## PROBLEM TO WORK ON
Review the listing and copy each line that holds the word "JSON".

## MATERIAL PROVIDED
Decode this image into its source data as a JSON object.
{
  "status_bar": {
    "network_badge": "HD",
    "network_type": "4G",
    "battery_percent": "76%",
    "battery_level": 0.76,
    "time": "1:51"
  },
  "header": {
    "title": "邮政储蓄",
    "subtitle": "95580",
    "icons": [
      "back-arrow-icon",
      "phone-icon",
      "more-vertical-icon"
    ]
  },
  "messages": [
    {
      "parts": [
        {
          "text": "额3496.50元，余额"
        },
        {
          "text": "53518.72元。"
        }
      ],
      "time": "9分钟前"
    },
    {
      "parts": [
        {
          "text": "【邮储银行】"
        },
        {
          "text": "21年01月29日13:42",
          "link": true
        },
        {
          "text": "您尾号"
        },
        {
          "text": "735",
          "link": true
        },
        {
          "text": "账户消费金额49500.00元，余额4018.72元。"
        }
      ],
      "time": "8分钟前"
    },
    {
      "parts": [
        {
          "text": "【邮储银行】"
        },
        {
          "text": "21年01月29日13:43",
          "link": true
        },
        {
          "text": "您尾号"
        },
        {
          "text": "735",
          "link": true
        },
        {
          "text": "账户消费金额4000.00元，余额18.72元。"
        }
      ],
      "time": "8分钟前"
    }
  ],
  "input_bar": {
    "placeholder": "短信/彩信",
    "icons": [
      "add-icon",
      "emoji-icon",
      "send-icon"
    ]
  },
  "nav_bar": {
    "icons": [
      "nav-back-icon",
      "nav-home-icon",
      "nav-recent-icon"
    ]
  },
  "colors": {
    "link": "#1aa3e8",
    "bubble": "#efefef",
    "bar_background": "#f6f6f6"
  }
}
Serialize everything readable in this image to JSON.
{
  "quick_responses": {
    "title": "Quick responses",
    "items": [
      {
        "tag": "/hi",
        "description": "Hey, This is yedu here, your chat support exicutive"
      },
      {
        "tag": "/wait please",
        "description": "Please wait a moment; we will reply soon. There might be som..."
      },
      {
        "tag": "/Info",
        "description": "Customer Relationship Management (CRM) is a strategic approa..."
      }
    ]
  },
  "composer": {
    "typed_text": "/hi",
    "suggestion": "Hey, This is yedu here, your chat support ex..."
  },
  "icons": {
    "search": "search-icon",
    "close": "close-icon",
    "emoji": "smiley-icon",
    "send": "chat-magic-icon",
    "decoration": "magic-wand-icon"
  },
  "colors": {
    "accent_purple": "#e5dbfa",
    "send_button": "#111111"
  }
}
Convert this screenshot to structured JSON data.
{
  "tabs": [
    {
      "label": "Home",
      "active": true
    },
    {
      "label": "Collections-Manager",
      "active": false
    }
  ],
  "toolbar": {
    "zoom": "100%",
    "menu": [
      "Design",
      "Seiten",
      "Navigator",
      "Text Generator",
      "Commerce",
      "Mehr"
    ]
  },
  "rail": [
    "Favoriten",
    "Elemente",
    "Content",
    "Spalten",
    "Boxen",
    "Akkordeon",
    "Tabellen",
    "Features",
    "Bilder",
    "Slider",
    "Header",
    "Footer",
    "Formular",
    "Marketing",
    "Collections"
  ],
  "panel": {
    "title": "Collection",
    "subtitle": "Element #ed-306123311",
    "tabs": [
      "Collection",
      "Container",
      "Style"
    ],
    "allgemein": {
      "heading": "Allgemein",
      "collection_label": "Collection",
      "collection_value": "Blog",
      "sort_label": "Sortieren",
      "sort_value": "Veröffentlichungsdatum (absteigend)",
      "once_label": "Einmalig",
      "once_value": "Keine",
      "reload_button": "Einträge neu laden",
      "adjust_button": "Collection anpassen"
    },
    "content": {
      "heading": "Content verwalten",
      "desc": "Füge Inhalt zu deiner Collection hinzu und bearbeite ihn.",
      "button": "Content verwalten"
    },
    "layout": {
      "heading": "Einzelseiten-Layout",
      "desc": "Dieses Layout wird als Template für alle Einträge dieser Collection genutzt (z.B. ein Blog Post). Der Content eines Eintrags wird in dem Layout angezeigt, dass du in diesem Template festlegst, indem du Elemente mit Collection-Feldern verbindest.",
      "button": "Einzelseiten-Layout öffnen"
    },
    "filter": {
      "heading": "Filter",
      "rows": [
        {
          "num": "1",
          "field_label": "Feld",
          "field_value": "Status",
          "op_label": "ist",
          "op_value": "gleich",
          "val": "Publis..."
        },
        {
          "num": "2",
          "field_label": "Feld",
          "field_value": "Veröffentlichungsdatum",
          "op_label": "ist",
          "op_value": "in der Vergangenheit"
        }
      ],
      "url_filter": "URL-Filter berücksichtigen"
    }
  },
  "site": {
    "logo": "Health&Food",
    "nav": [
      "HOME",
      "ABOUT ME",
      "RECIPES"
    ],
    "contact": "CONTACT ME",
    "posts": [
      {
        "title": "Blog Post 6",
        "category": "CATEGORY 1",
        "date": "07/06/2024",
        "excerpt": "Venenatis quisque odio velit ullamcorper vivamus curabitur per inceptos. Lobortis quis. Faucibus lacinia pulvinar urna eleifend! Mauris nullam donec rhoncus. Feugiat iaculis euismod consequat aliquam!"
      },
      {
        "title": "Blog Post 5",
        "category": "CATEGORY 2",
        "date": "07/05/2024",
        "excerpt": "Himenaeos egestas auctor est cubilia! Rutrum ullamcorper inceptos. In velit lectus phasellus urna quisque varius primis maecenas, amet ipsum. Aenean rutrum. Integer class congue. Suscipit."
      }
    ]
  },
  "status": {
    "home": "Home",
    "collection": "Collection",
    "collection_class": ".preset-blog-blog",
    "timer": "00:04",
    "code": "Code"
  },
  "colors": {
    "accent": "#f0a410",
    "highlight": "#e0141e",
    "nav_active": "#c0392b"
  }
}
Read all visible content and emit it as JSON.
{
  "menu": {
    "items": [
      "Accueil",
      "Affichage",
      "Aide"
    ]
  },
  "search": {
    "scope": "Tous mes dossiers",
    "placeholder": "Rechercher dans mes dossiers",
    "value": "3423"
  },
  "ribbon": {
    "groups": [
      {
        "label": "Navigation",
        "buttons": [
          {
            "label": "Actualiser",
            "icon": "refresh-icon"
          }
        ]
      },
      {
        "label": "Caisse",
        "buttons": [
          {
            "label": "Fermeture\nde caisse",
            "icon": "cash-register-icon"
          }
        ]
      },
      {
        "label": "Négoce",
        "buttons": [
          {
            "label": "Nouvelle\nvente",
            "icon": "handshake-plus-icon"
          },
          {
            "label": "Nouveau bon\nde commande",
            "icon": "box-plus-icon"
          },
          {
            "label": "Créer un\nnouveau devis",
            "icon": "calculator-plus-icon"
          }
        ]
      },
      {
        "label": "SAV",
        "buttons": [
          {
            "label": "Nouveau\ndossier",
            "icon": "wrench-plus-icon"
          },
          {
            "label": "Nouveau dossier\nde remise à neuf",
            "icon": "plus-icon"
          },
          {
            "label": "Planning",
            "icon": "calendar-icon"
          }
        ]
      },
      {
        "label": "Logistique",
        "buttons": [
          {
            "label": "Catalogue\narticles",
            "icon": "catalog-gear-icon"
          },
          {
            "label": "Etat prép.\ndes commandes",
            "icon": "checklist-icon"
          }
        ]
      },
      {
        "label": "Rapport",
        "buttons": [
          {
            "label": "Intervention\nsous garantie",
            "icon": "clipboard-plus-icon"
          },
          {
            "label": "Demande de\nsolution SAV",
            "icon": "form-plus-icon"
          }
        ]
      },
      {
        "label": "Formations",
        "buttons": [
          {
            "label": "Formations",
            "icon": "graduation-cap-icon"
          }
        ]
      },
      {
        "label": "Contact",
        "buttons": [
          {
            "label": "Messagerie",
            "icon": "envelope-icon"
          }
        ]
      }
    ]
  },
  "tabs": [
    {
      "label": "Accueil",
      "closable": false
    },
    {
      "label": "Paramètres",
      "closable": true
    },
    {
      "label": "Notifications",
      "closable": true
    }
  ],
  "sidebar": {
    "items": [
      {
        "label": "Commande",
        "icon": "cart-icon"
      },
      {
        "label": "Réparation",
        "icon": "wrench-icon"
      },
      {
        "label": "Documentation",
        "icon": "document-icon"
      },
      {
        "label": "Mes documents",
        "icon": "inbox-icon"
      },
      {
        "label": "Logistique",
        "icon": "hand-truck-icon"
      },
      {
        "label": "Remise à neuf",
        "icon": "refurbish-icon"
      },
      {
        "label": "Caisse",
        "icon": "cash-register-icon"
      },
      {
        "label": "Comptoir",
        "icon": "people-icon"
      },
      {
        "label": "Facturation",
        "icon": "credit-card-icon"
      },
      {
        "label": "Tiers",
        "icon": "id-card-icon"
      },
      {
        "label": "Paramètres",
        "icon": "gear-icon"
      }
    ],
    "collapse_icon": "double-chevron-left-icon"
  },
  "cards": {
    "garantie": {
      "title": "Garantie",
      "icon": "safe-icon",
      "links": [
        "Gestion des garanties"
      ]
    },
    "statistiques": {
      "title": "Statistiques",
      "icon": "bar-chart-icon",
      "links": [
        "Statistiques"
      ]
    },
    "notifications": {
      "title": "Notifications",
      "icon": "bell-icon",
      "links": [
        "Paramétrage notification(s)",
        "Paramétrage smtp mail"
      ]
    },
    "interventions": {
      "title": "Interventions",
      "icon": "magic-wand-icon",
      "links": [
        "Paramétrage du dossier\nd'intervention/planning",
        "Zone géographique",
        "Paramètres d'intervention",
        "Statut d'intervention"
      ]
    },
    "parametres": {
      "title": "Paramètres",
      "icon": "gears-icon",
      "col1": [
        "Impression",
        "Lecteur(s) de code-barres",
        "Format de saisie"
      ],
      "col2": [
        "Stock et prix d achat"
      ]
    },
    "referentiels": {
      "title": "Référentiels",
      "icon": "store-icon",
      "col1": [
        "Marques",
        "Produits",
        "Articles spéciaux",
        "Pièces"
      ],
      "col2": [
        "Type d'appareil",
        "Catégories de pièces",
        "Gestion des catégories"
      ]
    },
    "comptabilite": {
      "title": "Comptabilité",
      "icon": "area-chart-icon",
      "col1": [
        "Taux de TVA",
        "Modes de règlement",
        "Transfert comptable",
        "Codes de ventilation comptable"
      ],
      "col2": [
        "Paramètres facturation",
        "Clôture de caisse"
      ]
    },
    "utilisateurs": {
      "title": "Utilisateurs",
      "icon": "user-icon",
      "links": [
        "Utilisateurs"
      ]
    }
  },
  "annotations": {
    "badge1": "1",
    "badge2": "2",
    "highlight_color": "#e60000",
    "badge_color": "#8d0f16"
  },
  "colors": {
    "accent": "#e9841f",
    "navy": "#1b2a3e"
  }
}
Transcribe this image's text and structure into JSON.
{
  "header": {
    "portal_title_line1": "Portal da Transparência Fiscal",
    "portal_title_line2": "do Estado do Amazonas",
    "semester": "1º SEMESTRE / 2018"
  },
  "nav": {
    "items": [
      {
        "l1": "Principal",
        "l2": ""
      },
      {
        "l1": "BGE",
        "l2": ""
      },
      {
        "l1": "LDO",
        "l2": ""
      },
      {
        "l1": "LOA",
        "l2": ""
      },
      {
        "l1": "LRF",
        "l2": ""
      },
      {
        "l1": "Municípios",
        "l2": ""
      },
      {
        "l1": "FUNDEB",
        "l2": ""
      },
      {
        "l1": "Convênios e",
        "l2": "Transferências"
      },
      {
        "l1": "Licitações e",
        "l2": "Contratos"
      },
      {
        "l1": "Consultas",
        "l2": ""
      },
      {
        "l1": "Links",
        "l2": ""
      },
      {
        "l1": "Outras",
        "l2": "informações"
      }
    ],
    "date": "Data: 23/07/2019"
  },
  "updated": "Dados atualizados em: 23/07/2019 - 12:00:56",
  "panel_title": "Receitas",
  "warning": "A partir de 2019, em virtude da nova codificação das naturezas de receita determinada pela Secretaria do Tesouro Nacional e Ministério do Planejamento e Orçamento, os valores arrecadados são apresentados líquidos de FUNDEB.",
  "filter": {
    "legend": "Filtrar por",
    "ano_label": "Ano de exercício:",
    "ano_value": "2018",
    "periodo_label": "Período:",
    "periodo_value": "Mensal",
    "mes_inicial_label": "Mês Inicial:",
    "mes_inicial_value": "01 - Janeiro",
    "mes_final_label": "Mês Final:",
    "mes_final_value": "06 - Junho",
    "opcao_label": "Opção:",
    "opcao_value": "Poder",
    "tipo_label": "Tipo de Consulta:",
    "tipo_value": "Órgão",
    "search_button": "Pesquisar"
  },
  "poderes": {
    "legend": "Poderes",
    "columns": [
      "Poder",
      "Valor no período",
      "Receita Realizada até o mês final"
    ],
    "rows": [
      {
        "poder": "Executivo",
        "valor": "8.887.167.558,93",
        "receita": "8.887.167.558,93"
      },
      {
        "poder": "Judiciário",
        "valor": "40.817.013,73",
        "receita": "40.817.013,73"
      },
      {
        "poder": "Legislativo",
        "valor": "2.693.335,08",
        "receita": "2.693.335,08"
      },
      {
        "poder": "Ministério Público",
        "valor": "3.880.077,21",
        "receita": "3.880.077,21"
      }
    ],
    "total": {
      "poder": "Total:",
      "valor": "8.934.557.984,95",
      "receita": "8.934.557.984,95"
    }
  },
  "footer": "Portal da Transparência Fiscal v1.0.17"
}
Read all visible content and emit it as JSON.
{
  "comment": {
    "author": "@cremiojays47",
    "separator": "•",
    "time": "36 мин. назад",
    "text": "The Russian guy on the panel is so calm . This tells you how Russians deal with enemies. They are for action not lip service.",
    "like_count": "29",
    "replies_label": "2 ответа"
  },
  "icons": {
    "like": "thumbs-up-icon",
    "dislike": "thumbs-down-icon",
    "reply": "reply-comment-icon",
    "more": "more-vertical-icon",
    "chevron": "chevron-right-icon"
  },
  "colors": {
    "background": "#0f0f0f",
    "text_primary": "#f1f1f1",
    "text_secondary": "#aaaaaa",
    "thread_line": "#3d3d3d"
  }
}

## ANSWER TO THIS EXERCISE
Decode this image into its source data as a JSON object.
Serialize everything readable in this image to JSON.
Convert this screenshot to structured JSON data.
Read all visible content and emit it as JSON.
Transcribe this image's text and structure into JSON.
Read all visible content and emit it as JSON.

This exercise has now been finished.